“I understood what the state was trying to do by leveling the playing field by lowering reimbursements across the state, but it had a very negative impact on us — a disproportionate impact because of who we are and who we care for,” Dickson said in the interview, noting his system’s high proportion of MassHealth patients.

Drug Prices are Spiraling Up and Affecting Hospital Care

The American Hospital Association released a report last week showing that total drug spending per hospital admission increased 18.5% between FYs 2015 and 2017. Hospitals experienced price increases in excess of 80% across different classes of drugs, including those for anesthetics, parenteral solutions, opioid agonists, and chemotherapy. More than 90% of surveyed hospitals reported having to identify alternative therapies to mitigate the impact of drug price increases and shortages. And one in four hospitals had to cut staff to mitigate budget pressures.

"This report confirms that we are in the midst of a prescription drug spending crisis that threatens patient access to care and hospitals' and health systems' ability to provide the highest quality of care," said AHA President and CEO Rick Pollack. The new Congress has already begun to hold hearing on prescription drug prices.

The report, prepared by NORC at the University of Chicago for AHA, Federation of American Hospitals and American Society of Health-System Pharmacists, is available here.

AHA’s Equity of Care Award Submission Deadline: Feb. 19

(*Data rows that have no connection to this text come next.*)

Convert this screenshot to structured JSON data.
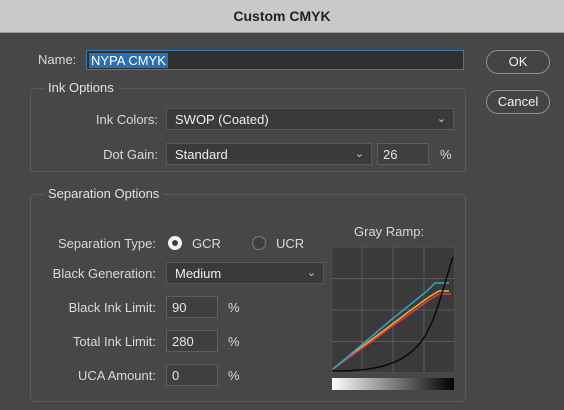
{
  "window": {
    "title": "Custom CMYK"
  },
  "name": {
    "label": "Name:",
    "value": "NYPA CMYK"
  },
  "buttons": {
    "ok": "OK",
    "cancel": "Cancel"
  },
  "ink_options": {
    "title": "Ink Options",
    "ink_colors_label": "Ink Colors:",
    "ink_colors_value": "SWOP (Coated)",
    "dot_gain_label": "Dot Gain:",
    "dot_gain_mode": "Standard",
    "dot_gain_value": "26",
    "dot_gain_unit": "%"
  },
  "separation": {
    "title": "Separation Options",
    "type_label": "Separation Type:",
    "gcr_label": "GCR",
    "ucr_label": "UCR",
    "selected": "GCR",
    "black_gen_label": "Black Generation:",
    "black_gen_value": "Medium",
    "black_ink_limit_label": "Black Ink Limit:",
    "black_ink_limit_value": "90",
    "total_ink_limit_label": "Total Ink Limit:",
    "total_ink_limit_value": "280",
    "uca_amount_label": "UCA Amount:",
    "uca_amount_value": "0",
    "percent": "%"
  },
  "gray_ramp": {
    "label": "Gray Ramp:",
    "colors": {
      "cyan": "#2fa6c8",
      "magenta": "#e03a52",
      "yellow": "#f2b020",
      "black": "#000000"
    }
  },
  "icons": {
    "chevron": "chevron-down-icon"
  }
}
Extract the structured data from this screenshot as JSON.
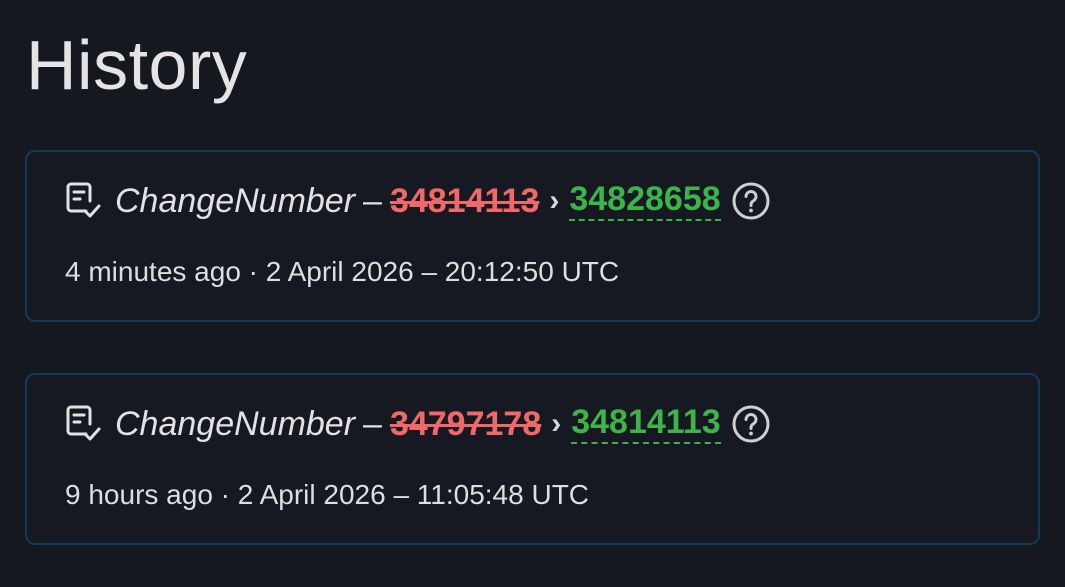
{
  "page": {
    "title": "History"
  },
  "entries": [
    {
      "icon": "document-check-icon",
      "field": "ChangeNumber",
      "separator": "–",
      "old_value": "34814113",
      "arrow": "›",
      "new_value": "34828658",
      "help_icon": "question-circle-icon",
      "meta": "4 minutes ago · 2 April 2026 – 20:12:50 UTC"
    },
    {
      "icon": "document-check-icon",
      "field": "ChangeNumber",
      "separator": "–",
      "old_value": "34797178",
      "arrow": "›",
      "new_value": "34814113",
      "help_icon": "question-circle-icon",
      "meta": "9 hours ago · 2 April 2026 – 11:05:48 UTC"
    }
  ],
  "colors": {
    "background": "#16181f",
    "card_border": "#133a5a",
    "old_value": "#f0686a",
    "new_value": "#3bb54a",
    "text": "#e2e2e2"
  }
}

Hospitals and health systems may apply through February 19 for the 2019 AHA Equity of Care Award, which recognizes organizations participating in the AHA's #123forEquity campaign for extraordinary success in advancing diversity and equity through data collection, leadership, cultural awareness, and partnerships. The awards will be presented at the AHA Leadership Summit, July 25-27 in San Diego. To learn more and apply, click here.

Lean in Healthcare Certificate Program at Emerson Hospital

In this program, participants will learn the fundamentals of continuous improvement in a classroom setting. They will then work in teams to apply the principles and tools of continuous improvement in an actual healthcare process at Emerson Hospital in Concord, Mass. Each day participants will be introduced to appropriate best practices to address the challenges facing healthcare professionals. This learn-by-doing method will prepare students to return to their own workplaces with the confidence to implement continuous improvement methodologies. The program will be held at Emerson Hospital so that a combination of classroom and hands-on learning can take place.  The program runs on eight consecutive Wednesdays, starting Wednesday, March 6, 2019. Learn more and register by clicking here.

John LoDico, Editor